Golden Rule: Behold the Power of Reciprocity

Golden ruleWhen it comes to persuasion, there are a few tools and ideas that we as young professionals and active citizens would be well served to understand. Reciprocity happens to be one of those concepts. People utilize reciprocity as a persuasive tool on a daily basis, and often without even realizing it.  Even when our intentions are pure, and we expect nothing in return, the simple act of gift giving inspires a feeling of guilt which can often lead to a “return the favor” mindset from the recipient.  For example, if you and a friend go to lunch and your friend picks up the tab, you may be inclined to say that you will get the next one.
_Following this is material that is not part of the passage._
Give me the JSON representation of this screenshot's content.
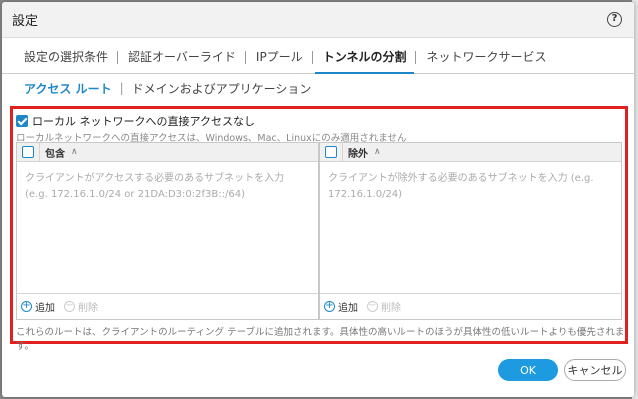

One of the more interesting aspects of reciprocity is that it is not a zero-sum game.  The bill they picked up may have only been $15.00, but that generally doesn’t stop you from picking up the next one at $25.00 and feeling that you are now even.

Here are some ways to use reciprocity to give you an advantage in work, home, and life:

1. Lend your neighbor a hand, even when they do not ask for it.  If you see them moving something heavy, walk over and help.  If you see them shoveling snow, offer them the use of your snow blower.  Outside of feeling good about being helpful, you will be amazed at the good will a simple gesture can generate.  The next time that you need help, the probability of them providing assistance drastically increases.

2. Bring in donuts for the office.  Another simple gesture that can make your colleagues go out of their way to help you, and can even assist in turning a hostile environment into a manageable one.  The key here is to gift sparingly so that it does not become an expectation.  If you bring the donuts in each Friday, the gesture loses its surprise element and becomes ineffective.

3. Send a client a card.  Don’t make it a holiday or thank you card, but more of an “I appreciate you” card.  Sound funny?  The most effective car salesman of all time sent each of his clients.  Not only did he tap into reciprocity, but also into concepts of liking.  Carefully consider your message as this may not be appropriate in all instances, but the idea is the same.

These are a few ideas to help you begin thinking about your own ways to tap into the principle of reciprocity.  The power of this simple gift can be very useful in getting a favorable response from your recipient.  Do you have an example that you can share with us, or perhaps how this has been used against you?  Share them on our Facebook and Twitter pages. We want to hear from you!